Dataset records >>
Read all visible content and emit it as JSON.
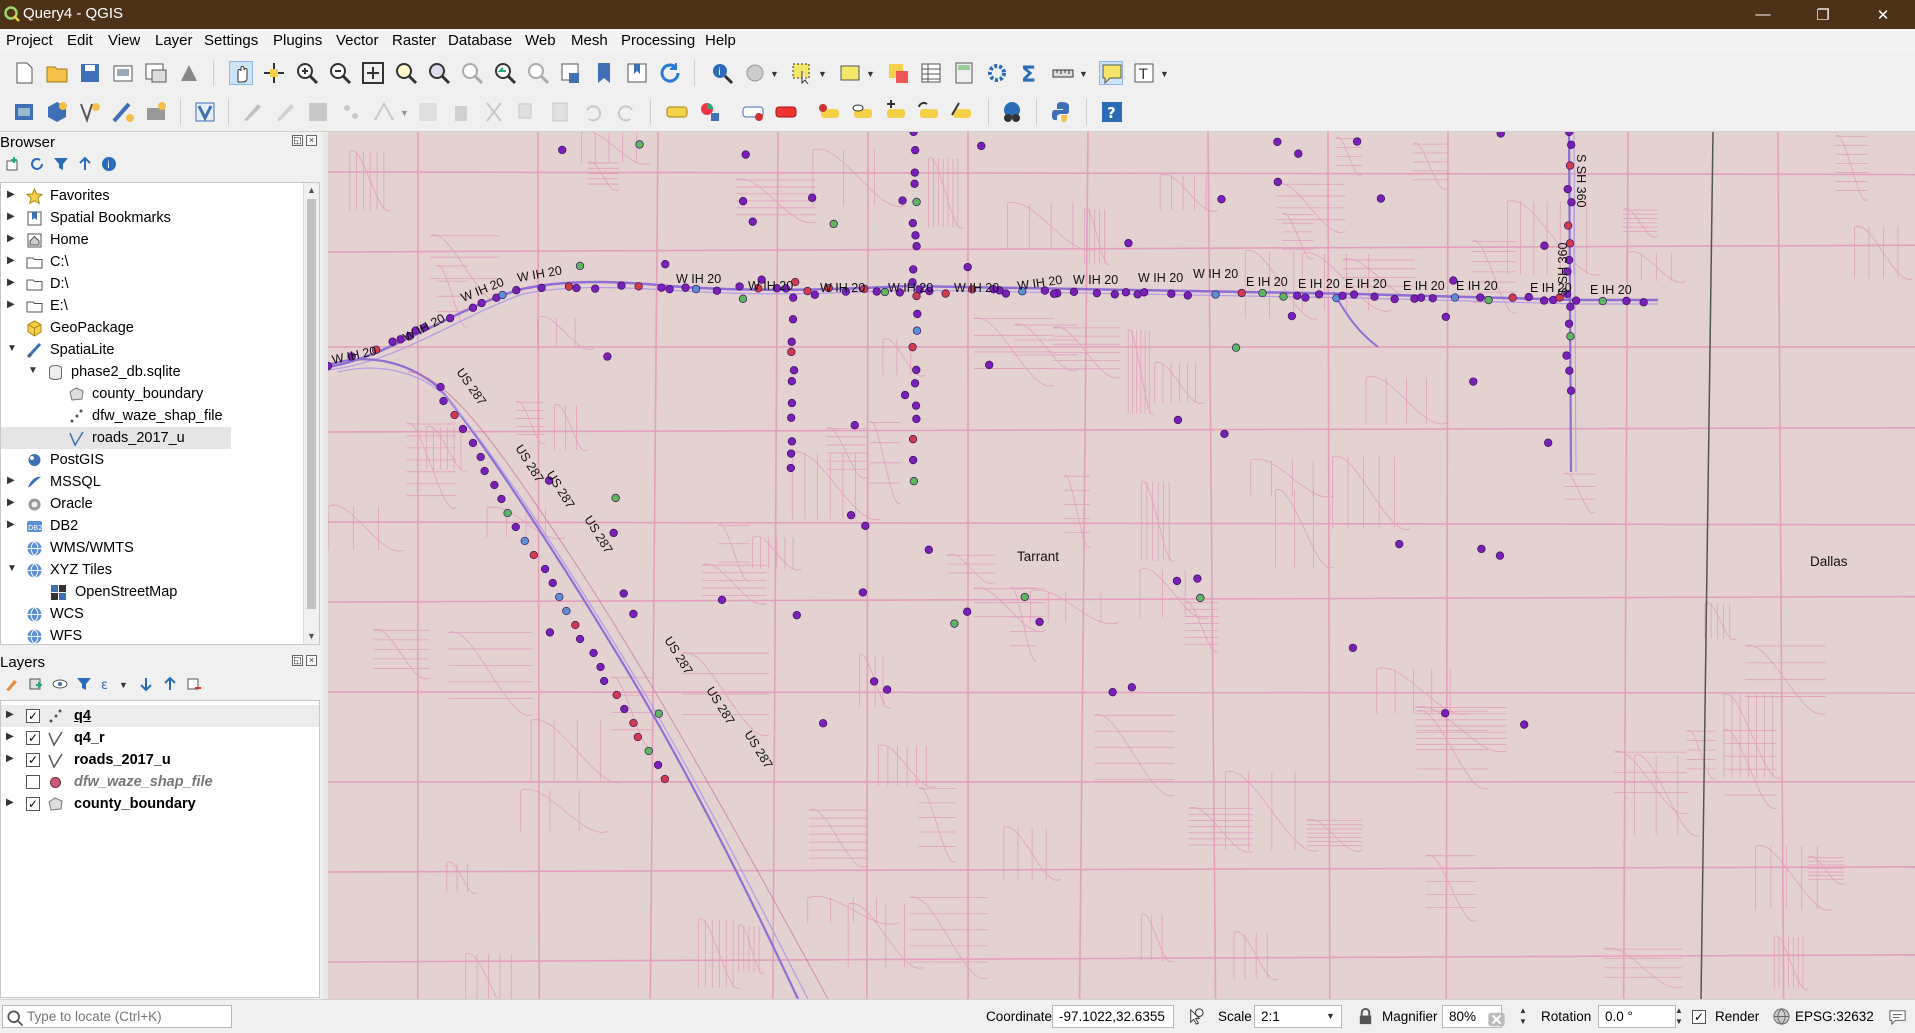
{
  "window": {
    "title": "Query4 - QGIS",
    "minimize": "—",
    "maximize": "❐",
    "close": "✕"
  },
  "menu": [
    "Project",
    "Edit",
    "View",
    "Layer",
    "Settings",
    "Plugins",
    "Vector",
    "Raster",
    "Database",
    "Web",
    "Mesh",
    "Processing",
    "Help"
  ],
  "browser": {
    "title": "Browser",
    "items": [
      {
        "label": "Favorites",
        "icon": "star-icon"
      },
      {
        "label": "Spatial Bookmarks",
        "icon": "bookmark-icon"
      },
      {
        "label": "Home",
        "icon": "home-icon"
      },
      {
        "label": "C:\\",
        "icon": "folder-icon"
      },
      {
        "label": "D:\\",
        "icon": "folder-icon"
      },
      {
        "label": "E:\\",
        "icon": "folder-icon"
      },
      {
        "label": "GeoPackage",
        "icon": "geopackage-icon"
      },
      {
        "label": "SpatiaLite",
        "icon": "spatialite-icon"
      },
      {
        "label": "phase2_db.sqlite",
        "icon": "database-icon"
      },
      {
        "label": "county_boundary",
        "icon": "polygon-layer-icon"
      },
      {
        "label": "dfw_waze_shap_file",
        "icon": "point-layer-icon"
      },
      {
        "label": "roads_2017_u",
        "icon": "line-layer-icon"
      },
      {
        "label": "PostGIS",
        "icon": "postgis-icon"
      },
      {
        "label": "MSSQL",
        "icon": "mssql-icon"
      },
      {
        "label": "Oracle",
        "icon": "oracle-icon"
      },
      {
        "label": "DB2",
        "icon": "db2-icon"
      },
      {
        "label": "WMS/WMTS",
        "icon": "globe-icon"
      },
      {
        "label": "XYZ Tiles",
        "icon": "globe-icon"
      },
      {
        "label": "OpenStreetMap",
        "icon": "tiles-icon"
      },
      {
        "label": "WCS",
        "icon": "globe-icon"
      },
      {
        "label": "WFS",
        "icon": "globe-icon"
      }
    ]
  },
  "layers": {
    "title": "Layers",
    "items": [
      {
        "label": "q4",
        "checked": "✓",
        "icon": "point-layer-icon"
      },
      {
        "label": "q4_r",
        "checked": "✓",
        "icon": "line-layer-icon"
      },
      {
        "label": "roads_2017_u",
        "checked": "✓",
        "icon": "line-layer-icon"
      },
      {
        "label": "dfw_waze_shap_file",
        "checked": "",
        "icon": "point-layer-icon"
      },
      {
        "label": "county_boundary",
        "checked": "✓",
        "icon": "polygon-layer-icon"
      }
    ]
  },
  "map": {
    "road_labels": [
      "W IH 20",
      "US 287",
      "E IH 20",
      "S SH 360"
    ],
    "county_labels": [
      "Tarrant",
      "Dallas"
    ],
    "colors": {
      "background": "#e4d2d1",
      "roads": "#e58fb6",
      "highway": "#8f6fd6",
      "points_primary": "#7a1fb8",
      "points_secondary": "#d03c4a",
      "points_tertiary": "#5cb85c"
    }
  },
  "status": {
    "locator_placeholder": "Type to locate (Ctrl+K)",
    "coordinate_label": "Coordinate",
    "coordinate_value": "-97.1022,32.6355",
    "scale_label": "Scale",
    "scale_value": "2:1",
    "magnifier_label": "Magnifier",
    "magnifier_value": "80%",
    "rotation_label": "Rotation",
    "rotation_value": "0.0 °",
    "render_label": "Render",
    "render_checked": "✓",
    "crs": "EPSG:32632"
  }
}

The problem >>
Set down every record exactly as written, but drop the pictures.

Answer below >>
Read all visible content and emit it as JSON.
{
  "window": {
    "title": "Query4 - QGIS",
    "minimize": "—",
    "maximize": "❐",
    "close": "✕"
  },
  "menu": [
    "Project",
    "Edit",
    "View",
    "Layer",
    "Settings",
    "Plugins",
    "Vector",
    "Raster",
    "Database",
    "Web",
    "Mesh",
    "Processing",
    "Help"
  ],
  "browser": {
    "title": "Browser",
    "items": [
      {
        "label": "Favorites",
        "icon": "star-icon"
      },
      {
        "label": "Spatial Bookmarks",
        "icon": "bookmark-icon"
      },
      {
        "label": "Home",
        "icon": "home-icon"
      },
      {
        "label": "C:\\",
        "icon": "folder-icon"
      },
      {
        "label": "D:\\",
        "icon": "folder-icon"
      },
      {
        "label": "E:\\",
        "icon": "folder-icon"
      },
      {
        "label": "GeoPackage",
        "icon": "geopackage-icon"
      },
      {
        "label": "SpatiaLite",
        "icon": "spatialite-icon"
      },
      {
        "label": "phase2_db.sqlite",
        "icon": "database-icon"
      },
      {
        "label": "county_boundary",
        "icon": "polygon-layer-icon"
      },
      {
        "label": "dfw_waze_shap_file",
        "icon": "point-layer-icon"
      },
      {
        "label": "roads_2017_u",
        "icon": "line-layer-icon"
      },
      {
        "label": "PostGIS",
        "icon": "postgis-icon"
      },
      {
        "label": "MSSQL",
        "icon": "mssql-icon"
      },
      {
        "label": "Oracle",
        "icon": "oracle-icon"
      },
      {
        "label": "DB2",
        "icon": "db2-icon"
      },
      {
        "label": "WMS/WMTS",
        "icon": "globe-icon"
      },
      {
        "label": "XYZ Tiles",
        "icon": "globe-icon"
      },
      {
        "label": "OpenStreetMap",
        "icon": "tiles-icon"
      },
      {
        "label": "WCS",
        "icon": "globe-icon"
      },
      {
        "label": "WFS",
        "icon": "globe-icon"
      }
    ]
  },
  "layers": {
    "title": "Layers",
    "items": [
      {
        "label": "q4",
        "checked": "✓",
        "icon": "point-layer-icon"
      },
      {
        "label": "q4_r",
        "checked": "✓",
        "icon": "line-layer-icon"
      },
      {
        "label": "roads_2017_u",
        "checked": "✓",
        "icon": "line-layer-icon"
      },
      {
        "label": "dfw_waze_shap_file",
        "checked": "",
        "icon": "point-layer-icon"
      },
      {
        "label": "county_boundary",
        "checked": "✓",
        "icon": "polygon-layer-icon"
      }
    ]
  },
  "map": {
    "road_labels": [
      "W IH 20",
      "US 287",
      "E IH 20",
      "S SH 360"
    ],
    "county_labels": [
      "Tarrant",
      "Dallas"
    ],
    "colors": {
      "background": "#e4d2d1",
      "roads": "#e58fb6",
      "highway": "#8f6fd6",
      "points_primary": "#7a1fb8",
      "points_secondary": "#d03c4a",
      "points_tertiary": "#5cb85c"
    }
  },
  "status": {
    "locator_placeholder": "Type to locate (Ctrl+K)",
    "coordinate_label": "Coordinate",
    "coordinate_value": "-97.1022,32.6355",
    "scale_label": "Scale",
    "scale_value": "2:1",
    "magnifier_label": "Magnifier",
    "magnifier_value": "80%",
    "rotation_label": "Rotation",
    "rotation_value": "0.0 °",
    "render_label": "Render",
    "render_checked": "✓",
    "crs": "EPSG:32632"
  }
}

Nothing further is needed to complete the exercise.